Segment Start: Stored data
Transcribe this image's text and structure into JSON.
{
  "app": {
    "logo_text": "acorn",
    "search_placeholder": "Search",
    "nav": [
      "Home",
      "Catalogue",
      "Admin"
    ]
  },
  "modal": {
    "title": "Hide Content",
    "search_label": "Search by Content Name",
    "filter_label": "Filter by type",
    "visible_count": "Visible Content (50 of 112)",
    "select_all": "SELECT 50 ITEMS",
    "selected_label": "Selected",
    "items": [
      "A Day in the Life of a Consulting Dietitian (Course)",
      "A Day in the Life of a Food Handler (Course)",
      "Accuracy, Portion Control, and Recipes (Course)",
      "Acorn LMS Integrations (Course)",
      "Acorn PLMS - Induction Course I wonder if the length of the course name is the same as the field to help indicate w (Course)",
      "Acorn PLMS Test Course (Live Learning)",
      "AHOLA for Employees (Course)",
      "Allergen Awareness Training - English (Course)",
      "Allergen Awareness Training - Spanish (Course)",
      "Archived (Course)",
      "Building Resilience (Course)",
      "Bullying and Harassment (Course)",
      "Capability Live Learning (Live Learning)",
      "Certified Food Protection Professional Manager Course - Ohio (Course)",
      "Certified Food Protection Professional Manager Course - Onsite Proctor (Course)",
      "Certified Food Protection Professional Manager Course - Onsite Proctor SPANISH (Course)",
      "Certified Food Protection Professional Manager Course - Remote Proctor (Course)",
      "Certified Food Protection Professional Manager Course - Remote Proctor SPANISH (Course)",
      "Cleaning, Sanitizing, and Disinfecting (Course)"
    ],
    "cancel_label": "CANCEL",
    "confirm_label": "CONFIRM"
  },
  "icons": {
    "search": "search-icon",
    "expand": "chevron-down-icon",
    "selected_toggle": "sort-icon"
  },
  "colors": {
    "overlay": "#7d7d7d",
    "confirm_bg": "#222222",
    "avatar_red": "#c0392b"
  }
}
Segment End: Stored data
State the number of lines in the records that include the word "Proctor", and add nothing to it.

▶ [Problem solution]: 4